Oliver, Hockenson and Harry at least figure to be early picks. The bigger intrigue will be in finding the surprise superfreaks — think the Leighton Vander Eschs and Obi Melifonwus of the world — and then seeing whether their tape matches up with their rare athleticism.
Heart of the Deal
The halls of Lucas Oil Stadium and restaurants and hotels in Indy this week will be pulsating with agents putting out early feelers for their free-agent clients and team officials beginning to kick the tires on available targets. The franchise-tag deadline isn't until a week from Tuesday, so we should also hear more on the likely tag candidates, including edge rushers Jadeveon Clowney, Dee Ford and Frank Clark and placekickers Stephen Gostkowski and Robbie Gould, the group whose status will have a profound impact on free agency.
The market for disgruntled Steelers Le'Veon Bell (free agency) and Antonio Brown (trade) should also heat up, and don't be stunned when trade rumblings involving the Giants' star tandem of Odell Beckham and Landon Collins grow louder. Nick Foles, Emmanuel Sanders, Justin Houston, Duke Johnson and Xavien Howard are other big names whose potential moves could be plotted this week.

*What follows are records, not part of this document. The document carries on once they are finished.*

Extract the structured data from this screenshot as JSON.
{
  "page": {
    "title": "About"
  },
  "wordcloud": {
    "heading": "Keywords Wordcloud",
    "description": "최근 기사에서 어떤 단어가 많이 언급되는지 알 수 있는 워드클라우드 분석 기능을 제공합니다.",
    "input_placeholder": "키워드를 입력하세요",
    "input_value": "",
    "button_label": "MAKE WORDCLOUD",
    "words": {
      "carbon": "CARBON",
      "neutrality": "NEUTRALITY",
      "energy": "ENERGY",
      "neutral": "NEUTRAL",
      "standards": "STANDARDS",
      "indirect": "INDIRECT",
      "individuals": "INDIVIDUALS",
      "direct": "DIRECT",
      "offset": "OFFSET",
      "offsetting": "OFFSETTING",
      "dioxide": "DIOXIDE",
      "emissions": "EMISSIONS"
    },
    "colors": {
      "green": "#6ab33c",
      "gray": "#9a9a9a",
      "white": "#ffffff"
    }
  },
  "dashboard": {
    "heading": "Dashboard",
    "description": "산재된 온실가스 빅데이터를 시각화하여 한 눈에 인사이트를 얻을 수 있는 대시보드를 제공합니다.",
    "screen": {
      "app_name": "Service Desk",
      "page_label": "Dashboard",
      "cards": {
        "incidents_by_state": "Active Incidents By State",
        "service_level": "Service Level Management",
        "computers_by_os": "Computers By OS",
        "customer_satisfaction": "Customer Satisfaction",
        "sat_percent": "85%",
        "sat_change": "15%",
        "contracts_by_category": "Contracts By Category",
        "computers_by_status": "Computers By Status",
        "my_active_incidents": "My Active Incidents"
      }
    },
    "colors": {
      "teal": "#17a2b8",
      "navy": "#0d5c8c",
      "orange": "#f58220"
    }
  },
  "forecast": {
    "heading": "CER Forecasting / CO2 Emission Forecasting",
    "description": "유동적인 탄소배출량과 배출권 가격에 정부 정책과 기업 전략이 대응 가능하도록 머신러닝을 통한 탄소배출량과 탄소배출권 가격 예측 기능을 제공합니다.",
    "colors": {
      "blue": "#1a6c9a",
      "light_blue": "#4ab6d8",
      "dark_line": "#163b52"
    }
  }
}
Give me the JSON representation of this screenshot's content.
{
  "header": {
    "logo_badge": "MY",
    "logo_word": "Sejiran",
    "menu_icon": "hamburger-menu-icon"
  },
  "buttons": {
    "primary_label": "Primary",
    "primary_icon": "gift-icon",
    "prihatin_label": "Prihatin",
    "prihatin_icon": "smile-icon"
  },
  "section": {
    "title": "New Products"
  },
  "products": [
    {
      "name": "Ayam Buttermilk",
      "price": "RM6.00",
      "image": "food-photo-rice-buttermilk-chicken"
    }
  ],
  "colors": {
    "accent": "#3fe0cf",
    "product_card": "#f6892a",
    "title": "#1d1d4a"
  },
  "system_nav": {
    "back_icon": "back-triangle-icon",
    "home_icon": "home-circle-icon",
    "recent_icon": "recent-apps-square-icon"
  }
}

Finally, the Arizona Cardinals, owners of the top pick but also the No. 10 overall pick a year ago, Josh Rosen, will be open for business. The Titans-Rams, Browns-Eagles, Colts-Jets QB-driven swaps weren't announced until well after the combine over the past few years, but surely those teams began laying the groundwork in Indy.